Provided information:
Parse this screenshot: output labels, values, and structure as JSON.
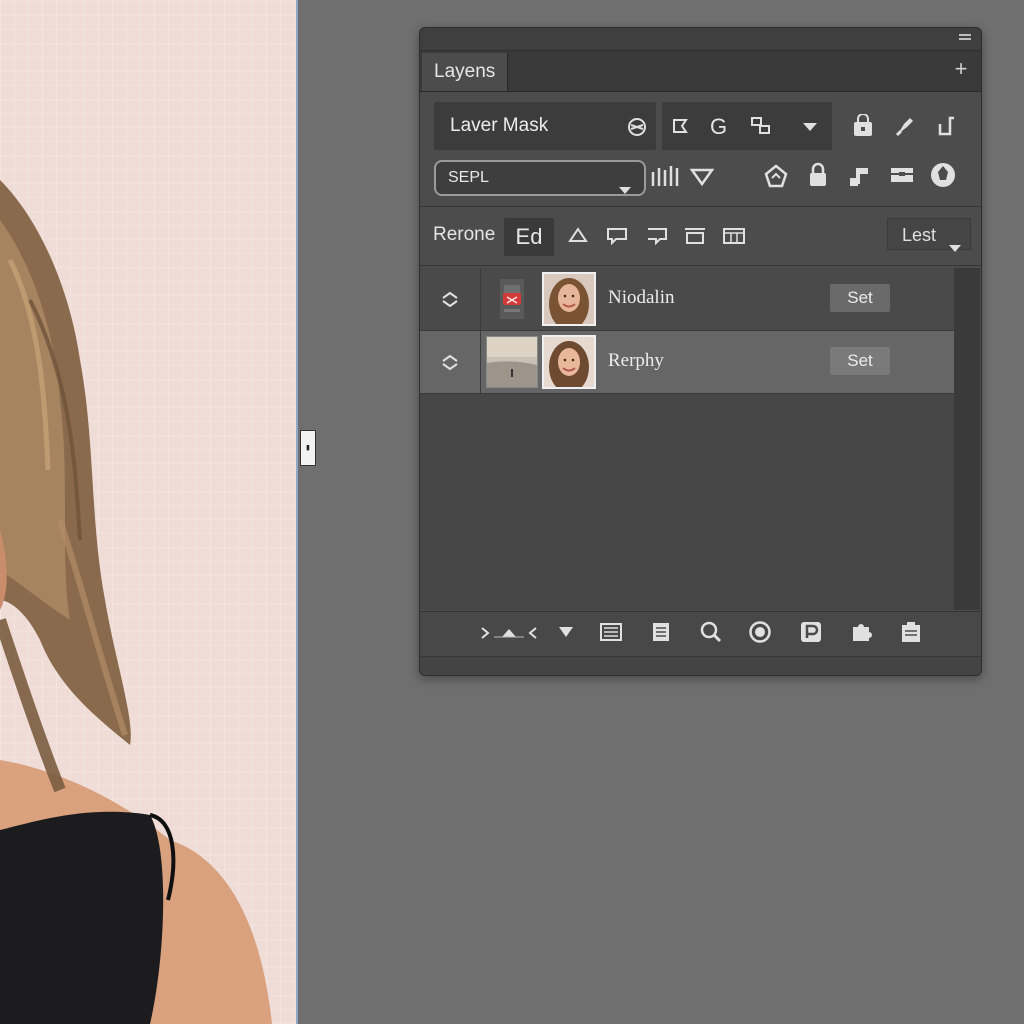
{
  "panel": {
    "tab_label": "Layens",
    "mask_label": "Laver Mask",
    "blend_select": "SEPL",
    "row3_label": "Rerone",
    "edit_button": "Ed",
    "filter_select": "Lest"
  },
  "layers": [
    {
      "name": "Niodalin",
      "button": "Set",
      "selected": false
    },
    {
      "name": "Rerphy",
      "button": "Set",
      "selected": true
    }
  ],
  "icons": {
    "row1": [
      "mask-link-icon",
      "flag-icon",
      "g-icon",
      "transform-icon",
      "dropdown-arrow-icon",
      "bag-lock-icon",
      "brush-icon",
      "crop-corner-icon"
    ],
    "row2": [
      "levels-icon",
      "triangle-down-icon",
      "shape-icon",
      "lock-icon",
      "note-icon",
      "layer-stack-icon",
      "globe-icon"
    ],
    "row3": [
      "triangle-icon",
      "comment-icon",
      "comment-alt-icon",
      "frame-icon",
      "table-icon"
    ],
    "bottom": [
      "link-layers-icon",
      "triangle-down-icon",
      "filter-icon",
      "document-icon",
      "search-icon",
      "target-icon",
      "p-icon",
      "puzzle-icon",
      "clipboard-icon"
    ]
  },
  "colors": {
    "workspace": "#6f6f6f",
    "panel": "#4c4c4c",
    "selected_row": "#666666",
    "canvas_bg": "#efdcd6"
  }
}
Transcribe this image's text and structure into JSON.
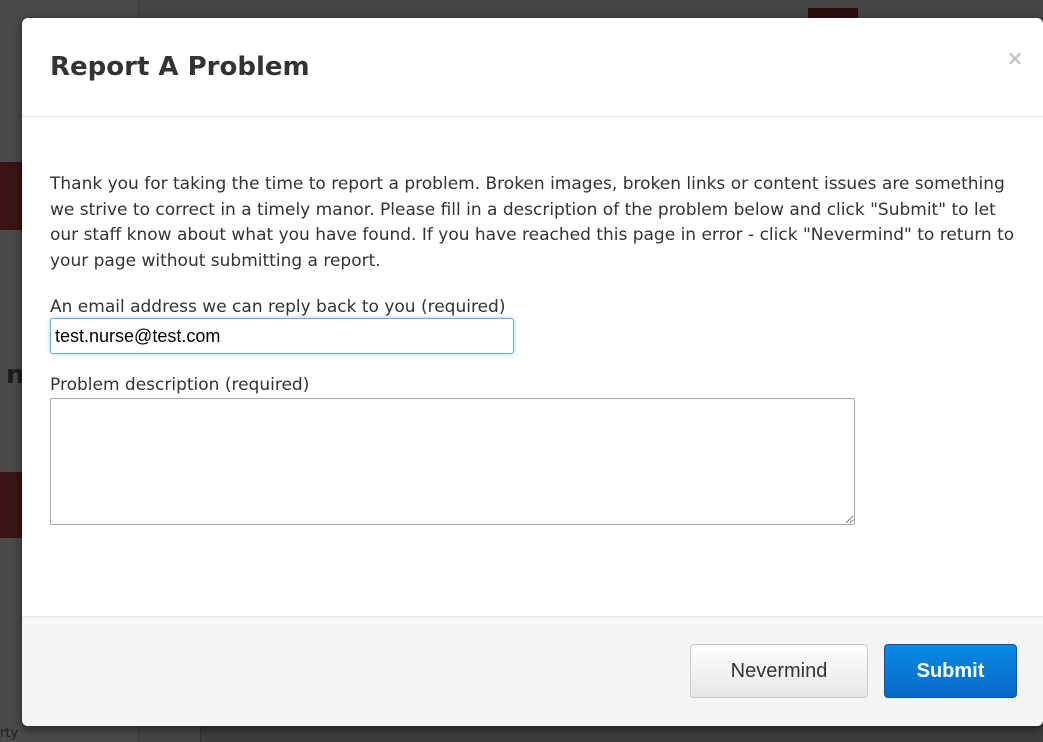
{
  "modal": {
    "title": "Report A Problem",
    "close_symbol": "×",
    "intro": "Thank you for taking the time to report a problem. Broken images, broken links or content issues are something we strive to correct in a timely manor. Please fill in a description of the problem below and click \"Submit\" to let our staff know about what you have found. If you have reached this page in error - click \"Nevermind\" to return to your page without submitting a report.",
    "email": {
      "label": "An email address we can reply back to you (required)",
      "value": "test.nurse@test.com"
    },
    "description": {
      "label": "Problem description (required)",
      "value": ""
    },
    "buttons": {
      "nevermind": "Nevermind",
      "submit": "Submit"
    }
  },
  "background": {
    "fragments": [
      "n",
      "rty"
    ]
  },
  "colors": {
    "primary_button": "#0569c5",
    "overlay": "#454545"
  }
}
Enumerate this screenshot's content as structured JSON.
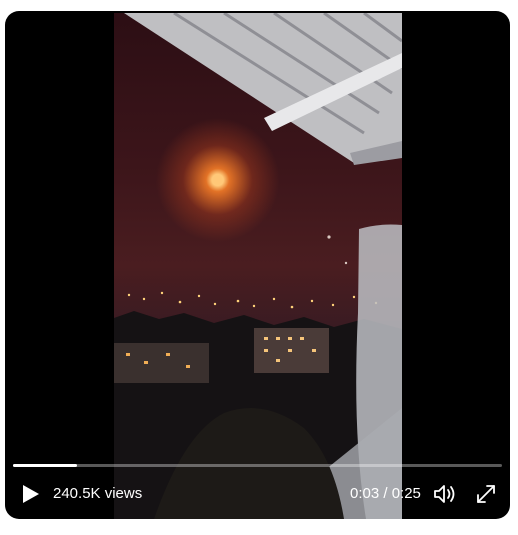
{
  "player": {
    "views_label": "240.5K views",
    "time_label": "0:03 / 0:25",
    "progress_fraction": 0.13
  },
  "icons": {
    "play": "play-icon",
    "volume": "volume-icon",
    "fullscreen": "fullscreen-icon"
  },
  "colors": {
    "player_background": "#000000",
    "overlay_text": "#ffffff",
    "page_background": "#ffffff"
  }
}
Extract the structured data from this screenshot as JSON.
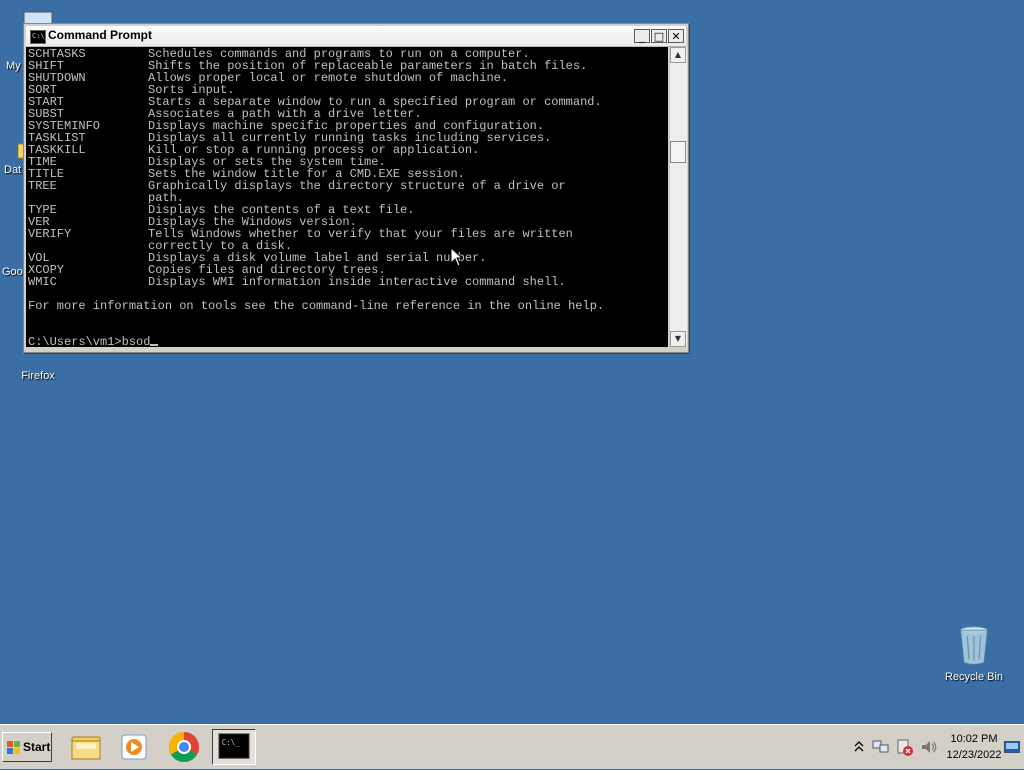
{
  "desktop": {
    "icons": [
      {
        "label": "My",
        "icon": "computer-icon"
      },
      {
        "label": "Dat",
        "icon": "folder-icon"
      },
      {
        "label": "Goo",
        "icon": "chrome-icon"
      },
      {
        "label": "Firefox",
        "icon": "firefox-icon"
      },
      {
        "label": "Recycle Bin",
        "icon": "recycle-bin-icon"
      }
    ]
  },
  "window": {
    "title": "Command Prompt",
    "icon": "cmd-icon",
    "buttons": {
      "minimize": "_",
      "maximize": "□",
      "close": "✕"
    },
    "colors": {
      "console_bg": "#000000",
      "console_fg": "#c0c0c0"
    },
    "lines": [
      {
        "cmd": "SCHTASKS",
        "desc": "Schedules commands and programs to run on a computer."
      },
      {
        "cmd": "SHIFT",
        "desc": "Shifts the position of replaceable parameters in batch files."
      },
      {
        "cmd": "SHUTDOWN",
        "desc": "Allows proper local or remote shutdown of machine."
      },
      {
        "cmd": "SORT",
        "desc": "Sorts input."
      },
      {
        "cmd": "START",
        "desc": "Starts a separate window to run a specified program or command."
      },
      {
        "cmd": "SUBST",
        "desc": "Associates a path with a drive letter."
      },
      {
        "cmd": "SYSTEMINFO",
        "desc": "Displays machine specific properties and configuration."
      },
      {
        "cmd": "TASKLIST",
        "desc": "Displays all currently running tasks including services."
      },
      {
        "cmd": "TASKKILL",
        "desc": "Kill or stop a running process or application."
      },
      {
        "cmd": "TIME",
        "desc": "Displays or sets the system time."
      },
      {
        "cmd": "TITLE",
        "desc": "Sets the window title for a CMD.EXE session."
      },
      {
        "cmd": "TREE",
        "desc": "Graphically displays the directory structure of a drive or"
      },
      {
        "cmd": "",
        "desc": "path."
      },
      {
        "cmd": "TYPE",
        "desc": "Displays the contents of a text file."
      },
      {
        "cmd": "VER",
        "desc": "Displays the Windows version."
      },
      {
        "cmd": "VERIFY",
        "desc": "Tells Windows whether to verify that your files are written"
      },
      {
        "cmd": "",
        "desc": "correctly to a disk."
      },
      {
        "cmd": "VOL",
        "desc": "Displays a disk volume label and serial number."
      },
      {
        "cmd": "XCOPY",
        "desc": "Copies files and directory trees."
      },
      {
        "cmd": "WMIC",
        "desc": "Displays WMI information inside interactive command shell."
      }
    ],
    "footer": "For more information on tools see the command-line reference in the online help.",
    "prompt": "C:\\Users\\vm1>",
    "input": "bsod"
  },
  "taskbar": {
    "start_label": "Start",
    "items": [
      {
        "name": "explorer",
        "icon": "folder-icon"
      },
      {
        "name": "media-player",
        "icon": "media-player-icon"
      },
      {
        "name": "chrome",
        "icon": "chrome-icon"
      },
      {
        "name": "command-prompt",
        "icon": "cmd-icon",
        "active": true
      }
    ],
    "tray_icons": [
      "chevron-up-icon",
      "network-icon",
      "action-center-icon",
      "volume-icon"
    ],
    "clock": {
      "time": "10:02 PM",
      "date": "12/23/2022"
    }
  }
}
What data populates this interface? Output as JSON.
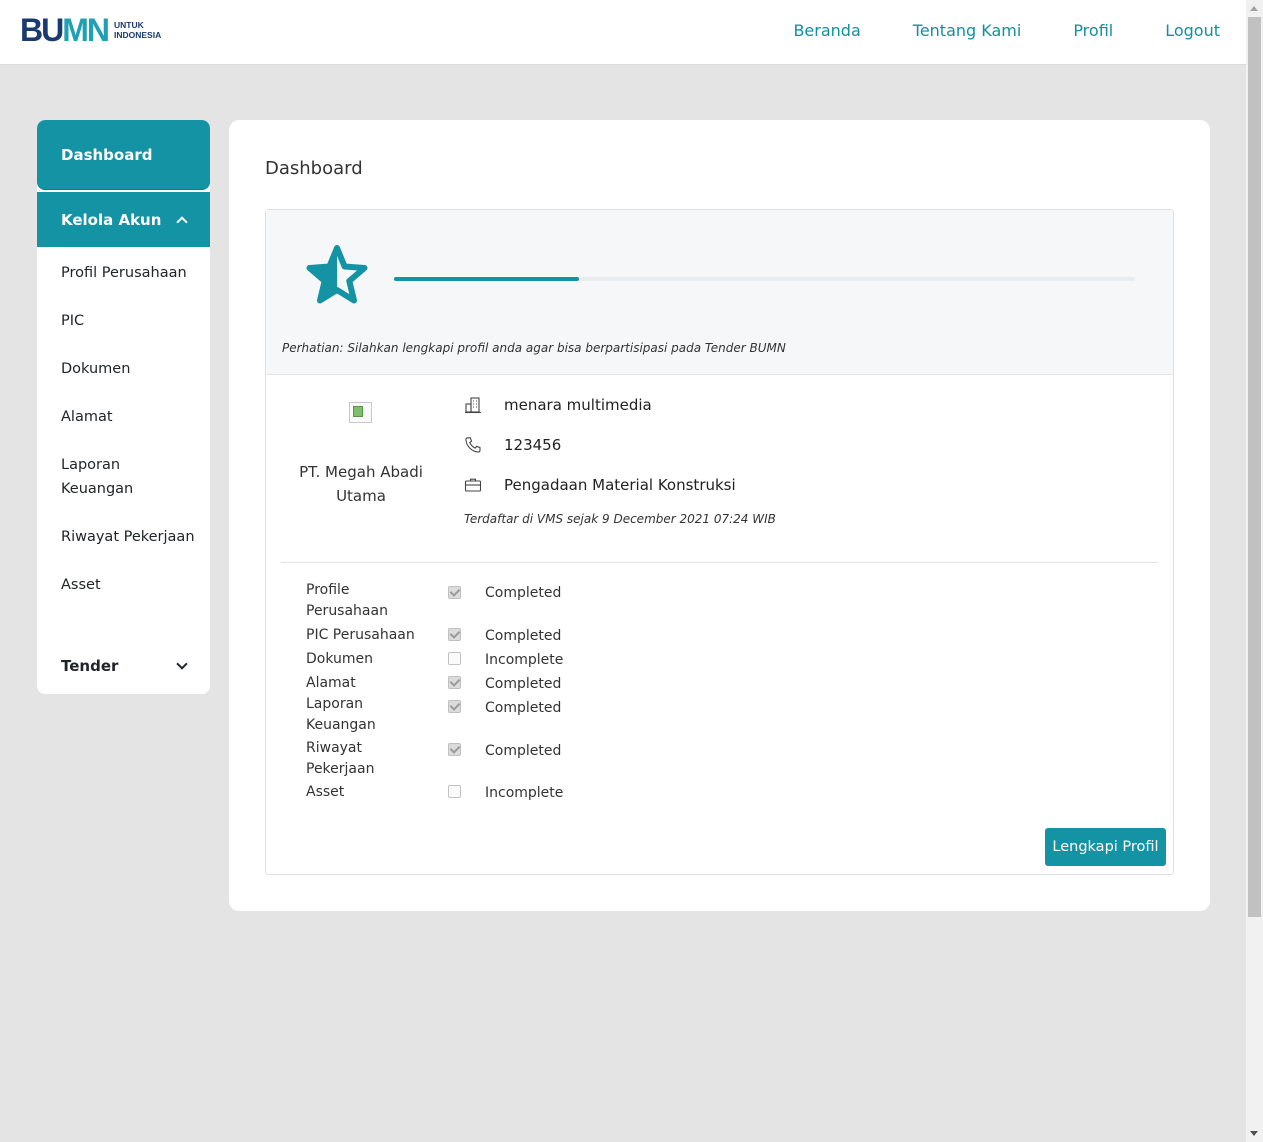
{
  "brand": {
    "logo_b": "B",
    "logo_u": "U",
    "logo_mn": "MN",
    "logo_line1": "UNTUK",
    "logo_line2": "INDONESIA"
  },
  "nav": {
    "items": [
      "Beranda",
      "Tentang Kami",
      "Profil",
      "Logout"
    ]
  },
  "sidebar": {
    "dashboard": "Dashboard",
    "kelola_akun": "Kelola Akun",
    "items": [
      "Profil Perusahaan",
      "PIC",
      "Dokumen",
      "Alamat",
      "Laporan Keuangan",
      "Riwayat Pekerjaan",
      "Asset"
    ],
    "tender": "Tender"
  },
  "main": {
    "title": "Dashboard",
    "progress_fraction": 0.25,
    "notice": "Perhatian: Silahkan lengkapi profil anda agar bisa berpartisipasi pada Tender BUMN",
    "company_name": "PT. Megah Abadi Utama",
    "building": "menara multimedia",
    "phone": "123456",
    "category": "Pengadaan Material Konstruksi",
    "registered": "Terdaftar di VMS sejak 9 December 2021 07:24 WIB",
    "status": [
      {
        "label": "Profile Perusahaan",
        "checked": true,
        "value": "Completed"
      },
      {
        "label": "PIC Perusahaan",
        "checked": true,
        "value": "Completed"
      },
      {
        "label": "Dokumen",
        "checked": false,
        "value": "Incomplete"
      },
      {
        "label": "Alamat",
        "checked": true,
        "value": "Completed"
      },
      {
        "label": "Laporan Keuangan",
        "checked": true,
        "value": "Completed"
      },
      {
        "label": "Riwayat Pekerjaan",
        "checked": true,
        "value": "Completed"
      },
      {
        "label": "Asset",
        "checked": false,
        "value": "Incomplete"
      }
    ],
    "button": "Lengkapi Profil"
  },
  "colors": {
    "accent": "#1493a4",
    "nav_link": "#138ea0",
    "brand_dark": "#1a3b6e"
  },
  "icons": [
    "star-icon",
    "building-icon",
    "phone-icon",
    "briefcase-icon",
    "chevron-up-icon",
    "chevron-down-icon"
  ]
}
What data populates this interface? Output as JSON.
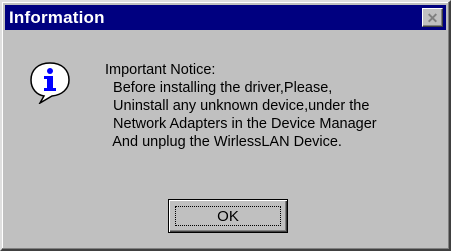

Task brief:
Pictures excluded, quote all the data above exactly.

Response for this exercise:
Parse this screenshot: output labels, values, and structure as JSON.
{
  "panel": {
    "tab_label": "Layens",
    "mask_label": "Laver Mask",
    "blend_select": "SEPL",
    "row3_label": "Rerone",
    "edit_button": "Ed",
    "filter_select": "Lest"
  },
  "layers": [
    {
      "name": "Niodalin",
      "button": "Set",
      "selected": false
    },
    {
      "name": "Rerphy",
      "button": "Set",
      "selected": true
    }
  ],
  "icons": {
    "row1": [
      "mask-link-icon",
      "flag-icon",
      "g-icon",
      "transform-icon",
      "dropdown-arrow-icon",
      "bag-lock-icon",
      "brush-icon",
      "crop-corner-icon"
    ],
    "row2": [
      "levels-icon",
      "triangle-down-icon",
      "shape-icon",
      "lock-icon",
      "note-icon",
      "layer-stack-icon",
      "globe-icon"
    ],
    "row3": [
      "triangle-icon",
      "comment-icon",
      "comment-alt-icon",
      "frame-icon",
      "table-icon"
    ],
    "bottom": [
      "link-layers-icon",
      "triangle-down-icon",
      "filter-icon",
      "document-icon",
      "search-icon",
      "target-icon",
      "p-icon",
      "puzzle-icon",
      "clipboard-icon"
    ]
  },
  "colors": {
    "workspace": "#6f6f6f",
    "panel": "#4c4c4c",
    "selected_row": "#666666",
    "canvas_bg": "#efdcd6"
  }
}
Transcribe this image's text and structure into JSON.
{
  "modal": {
    "title": "Report A Problem",
    "close_symbol": "×",
    "intro": "Thank you for taking the time to report a problem. Broken images, broken links or content issues are something we strive to correct in a timely manor. Please fill in a description of the problem below and click \"Submit\" to let our staff know about what you have found. If you have reached this page in error - click \"Nevermind\" to return to your page without submitting a report.",
    "email": {
      "label": "An email address we can reply back to you (required)",
      "value": "test.nurse@test.com"
    },
    "description": {
      "label": "Problem description (required)",
      "value": ""
    },
    "buttons": {
      "nevermind": "Nevermind",
      "submit": "Submit"
    }
  },
  "background": {
    "fragments": [
      "n",
      "rty"
    ]
  },
  "colors": {
    "primary_button": "#0569c5",
    "overlay": "#454545"
  }
}
Enumerate this screenshot's content as structured JSON.
{
  "player": {
    "views_label": "240.5K views",
    "time_label": "0:03 / 0:25",
    "progress_fraction": 0.13
  },
  "icons": {
    "play": "play-icon",
    "volume": "volume-icon",
    "fullscreen": "fullscreen-icon"
  },
  "colors": {
    "player_background": "#000000",
    "overlay_text": "#ffffff",
    "page_background": "#ffffff"
  }
}
Extract the structured data from this screenshot as JSON.
{
  "desktop": {
    "icons": [
      {
        "label": "My",
        "icon": "computer-icon"
      },
      {
        "label": "Dat",
        "icon": "folder-icon"
      },
      {
        "label": "Goo",
        "icon": "chrome-icon"
      },
      {
        "label": "Firefox",
        "icon": "firefox-icon"
      },
      {
        "label": "Recycle Bin",
        "icon": "recycle-bin-icon"
      }
    ]
  },
  "window": {
    "title": "Command Prompt",
    "icon": "cmd-icon",
    "buttons": {
      "minimize": "_",
      "maximize": "□",
      "close": "✕"
    },
    "colors": {
      "console_bg": "#000000",
      "console_fg": "#c0c0c0"
    },
    "lines": [
      {
        "cmd": "SCHTASKS",
        "desc": "Schedules commands and programs to run on a computer."
      },
      {
        "cmd": "SHIFT",
        "desc": "Shifts the position of replaceable parameters in batch files."
      },
      {
        "cmd": "SHUTDOWN",
        "desc": "Allows proper local or remote shutdown of machine."
      },
      {
        "cmd": "SORT",
        "desc": "Sorts input."
      },
      {
        "cmd": "START",
        "desc": "Starts a separate window to run a specified program or command."
      },
      {
        "cmd": "SUBST",
        "desc": "Associates a path with a drive letter."
      },
      {
        "cmd": "SYSTEMINFO",
        "desc": "Displays machine specific properties and configuration."
      },
      {
        "cmd": "TASKLIST",
        "desc": "Displays all currently running tasks including services."
      },
      {
        "cmd": "TASKKILL",
        "desc": "Kill or stop a running process or application."
      },
      {
        "cmd": "TIME",
        "desc": "Displays or sets the system time."
      },
      {
        "cmd": "TITLE",
        "desc": "Sets the window title for a CMD.EXE session."
      },
      {
        "cmd": "TREE",
        "desc": "Graphically displays the directory structure of a drive or"
      },
      {
        "cmd": "",
        "desc": "path."
      },
      {
        "cmd": "TYPE",
        "desc": "Displays the contents of a text file."
      },
      {
        "cmd": "VER",
        "desc": "Displays the Windows version."
      },
      {
        "cmd": "VERIFY",
        "desc": "Tells Windows whether to verify that your files are written"
      },
      {
        "cmd": "",
        "desc": "correctly to a disk."
      },
      {
        "cmd": "VOL",
        "desc": "Displays a disk volume label and serial number."
      },
      {
        "cmd": "XCOPY",
        "desc": "Copies files and directory trees."
      },
      {
        "cmd": "WMIC",
        "desc": "Displays WMI information inside interactive command shell."
      }
    ],
    "footer": "For more information on tools see the command-line reference in the online help.",
    "prompt": "C:\\Users\\vm1>",
    "input": "bsod"
  },
  "taskbar": {
    "start_label": "Start",
    "items": [
      {
        "name": "explorer",
        "icon": "folder-icon"
      },
      {
        "name": "media-player",
        "icon": "media-player-icon"
      },
      {
        "name": "chrome",
        "icon": "chrome-icon"
      },
      {
        "name": "command-prompt",
        "icon": "cmd-icon",
        "active": true
      }
    ],
    "tray_icons": [
      "chevron-up-icon",
      "network-icon",
      "action-center-icon",
      "volume-icon"
    ],
    "clock": {
      "time": "10:02 PM",
      "date": "12/23/2022"
    }
  }
}
What data populates this interface? Output as JSON.
{
  "brand": {
    "logo_b": "B",
    "logo_u": "U",
    "logo_mn": "MN",
    "logo_line1": "UNTUK",
    "logo_line2": "INDONESIA"
  },
  "nav": {
    "items": [
      "Beranda",
      "Tentang Kami",
      "Profil",
      "Logout"
    ]
  },
  "sidebar": {
    "dashboard": "Dashboard",
    "kelola_akun": "Kelola Akun",
    "items": [
      "Profil Perusahaan",
      "PIC",
      "Dokumen",
      "Alamat",
      "Laporan Keuangan",
      "Riwayat Pekerjaan",
      "Asset"
    ],
    "tender": "Tender"
  },
  "main": {
    "title": "Dashboard",
    "progress_fraction": 0.25,
    "notice": "Perhatian: Silahkan lengkapi profil anda agar bisa berpartisipasi pada Tender BUMN",
    "company_name": "PT. Megah Abadi Utama",
    "building": "menara multimedia",
    "phone": "123456",
    "category": "Pengadaan Material Konstruksi",
    "registered": "Terdaftar di VMS sejak 9 December 2021 07:24 WIB",
    "status": [
      {
        "label": "Profile Perusahaan",
        "checked": true,
        "value": "Completed"
      },
      {
        "label": "PIC Perusahaan",
        "checked": true,
        "value": "Completed"
      },
      {
        "label": "Dokumen",
        "checked": false,
        "value": "Incomplete"
      },
      {
        "label": "Alamat",
        "checked": true,
        "value": "Completed"
      },
      {
        "label": "Laporan Keuangan",
        "checked": true,
        "value": "Completed"
      },
      {
        "label": "Riwayat Pekerjaan",
        "checked": true,
        "value": "Completed"
      },
      {
        "label": "Asset",
        "checked": false,
        "value": "Incomplete"
      }
    ],
    "button": "Lengkapi Profil"
  },
  "colors": {
    "accent": "#1493a4",
    "nav_link": "#138ea0",
    "brand_dark": "#1a3b6e"
  },
  "icons": [
    "star-icon",
    "building-icon",
    "phone-icon",
    "briefcase-icon",
    "chevron-up-icon",
    "chevron-down-icon"
  ]
}
What data populates this interface? Output as JSON.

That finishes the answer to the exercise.